This Shabbat is also a little-known holiday called Tu B’Shevat (the 15th of the month of Shevat). The Mishna (Rosh Hashanah 1:1) says that Tu B’Shevat is the Rosh Hashanah (New Year) for Trees. This means that Tu B’Shevat is the halachic cut-off date for delineating between one year’s fruits and the next. In honor of the significance of this holiday and its connection to trees we will explore two Hebrew words which mean tree: “eitz” and “ilan”.
We might be familiar with the word eitz and its various forms from the Bible: eitz ha’daat (the Tree of Knowledge), eitz ha’Chaim (the Tree of Life), atzei Shittim (Shittim wood), atzei Levanah (Lebanon wood), and the like. There is, however, another word for tree: ilan. We have already shown over and over again that no two words in the Hebrew language mean exactly the same. So then why are there two words for “tree” and what is the difference between those two words?
Rabbi Shlomo Pappenheim of Breslau (1740-1814) writes that the word eitz is related to the Hebrew word atzum (strong) and etzem (bone), as it denotes the strength and durability of a tree (as opposed to other, flimsy forms of flora, like grass).
The attentive reader might notice that while the word eitz appears countless times in the Bible, the word ilan does not. Rather, the word ilan appears only once in the Bible (Daniel 4:7) and a similar word — ilana (which also means tree) — appears several times in the fourth chapter of Daniel (verses 8, 11, 17, 20, and 23). That chapter, like most of the book of Daniel, is actually written in Aramaic, not in Hebrew. This would suggest that eitz is a Hebrew word, while ilan(a) is an Aramaic word. The latter word constantly appears in the Mishna and other rabbinic writings, leading us to ask why the Sages of the Mishna preferred to use the Aramaic word for tree, instead of the Hebrew one.
To resolve these difficulties, Rabbi Chaim Hirschensohn (1857-1935) explains that while Biblical Hebrew uses the word eitz to mean both a tree and its wood, the Rabbis decided to differentiate between living trees and cut wood by using two different words. To that effect, they took the Aramaic word ilana found in the Bible to mean a living tree, Hebraized it to coin the word ilan, and adopted that neologism as the new word for a live tree. Concomitantly, they narrowed the definition of the Hebrew word eitz to refer only to wood. The advantage of this new linguistic policy was that the Rabbis now had a convenient way of differentiating between a live tree and wood with a simple change in word.

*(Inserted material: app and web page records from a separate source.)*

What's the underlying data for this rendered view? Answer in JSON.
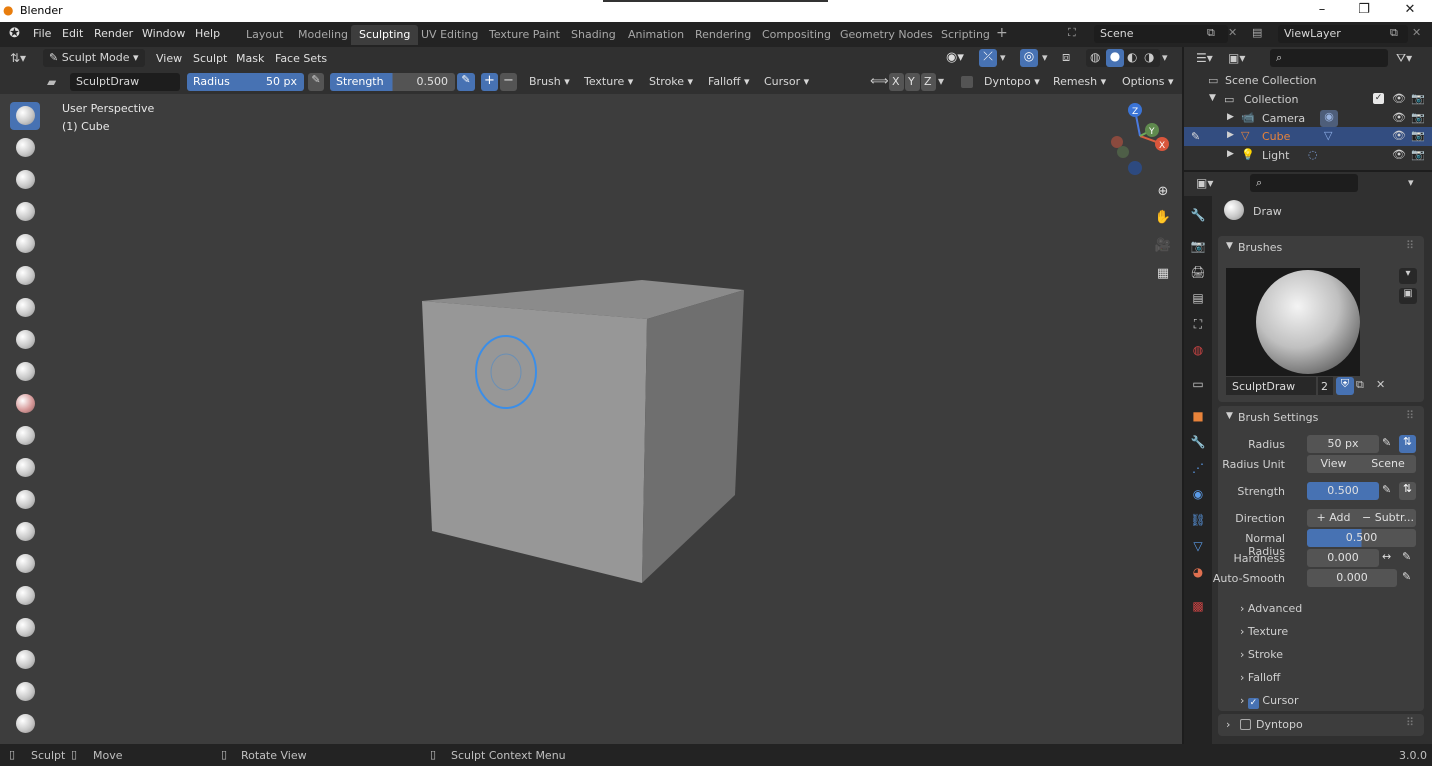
{
  "window": {
    "title": "Blender"
  },
  "menu": [
    "File",
    "Edit",
    "Render",
    "Window",
    "Help"
  ],
  "workspaces": [
    "Layout",
    "Modeling",
    "Sculpting",
    "UV Editing",
    "Texture Paint",
    "Shading",
    "Animation",
    "Rendering",
    "Compositing",
    "Geometry Nodes",
    "Scripting"
  ],
  "active_workspace": "Sculpting",
  "scene": {
    "label": "Scene",
    "view_layer": "ViewLayer"
  },
  "header": {
    "mode": "Sculpt Mode",
    "menus": [
      "View",
      "Sculpt",
      "Mask",
      "Face Sets"
    ]
  },
  "toolbar": {
    "brush_name": "SculptDraw",
    "radius_label": "Radius",
    "radius_value": "50 px",
    "strength_label": "Strength",
    "strength_value": "0.500",
    "dropdowns": [
      "Brush",
      "Texture",
      "Stroke",
      "Falloff",
      "Cursor"
    ],
    "axes": [
      "X",
      "Y",
      "Z"
    ],
    "dyntopo": "Dyntopo",
    "remesh": "Remesh",
    "options": "Options"
  },
  "viewport": {
    "perspective": "User Perspective",
    "object": "(1) Cube"
  },
  "outliner": {
    "root": "Scene Collection",
    "collection": "Collection",
    "items": [
      "Camera",
      "Cube",
      "Light"
    ],
    "selected": "Cube"
  },
  "properties": {
    "tool_name": "Draw",
    "brushes_header": "Brushes",
    "brush_name": "SculptDraw",
    "brush_users": "2",
    "settings_header": "Brush Settings",
    "radius_label": "Radius",
    "radius_value": "50 px",
    "radius_unit_label": "Radius Unit",
    "radius_unit_view": "View",
    "radius_unit_scene": "Scene",
    "strength_label": "Strength",
    "strength_value": "0.500",
    "direction_label": "Direction",
    "direction_add": "Add",
    "direction_subtract": "Subtr...",
    "normal_radius_label": "Normal Radius",
    "normal_radius_value": "0.500",
    "hardness_label": "Hardness",
    "hardness_value": "0.000",
    "autosmooth_label": "Auto-Smooth",
    "autosmooth_value": "0.000",
    "subpanels": [
      "Advanced",
      "Texture",
      "Stroke",
      "Falloff",
      "Cursor"
    ],
    "dyntopo_label": "Dyntopo"
  },
  "status": {
    "sculpt": "Sculpt",
    "move": "Move",
    "rotate": "Rotate View",
    "context": "Sculpt Context Menu",
    "version": "3.0.0"
  },
  "colors": {
    "accent": "#4772b3",
    "selected_row": "#334d80",
    "object_orange": "#e8833a"
  }
}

Rabbi Betzalel Stern (1911-1988), the author of Responsa Be’tzel Ha’chachma,wasonce asked whether the traditional formulation of blessings and prayers were phrased according to the grammar and usage of Biblical Hebrew or of Rabbinic Hebrew. He answered this question by citing the Mishna (Berachot 6:1) which rules, “On the fruits of an ilan one blesses borei pri ha’eitz (“He who creates the fruit of the eitz”).” Rabbi Stern explained that although the word for tree in the spoken vernacular was the Aramaic-based ilan, the Mishna nonetheless chose to use the word eitz in the wording of the blessing before eating fruits. To him, this clearly demonstrates that the Rabbis preferred Biblical Hebrew to their own form of Hebrew when deciding on the exact phraseology of blessings.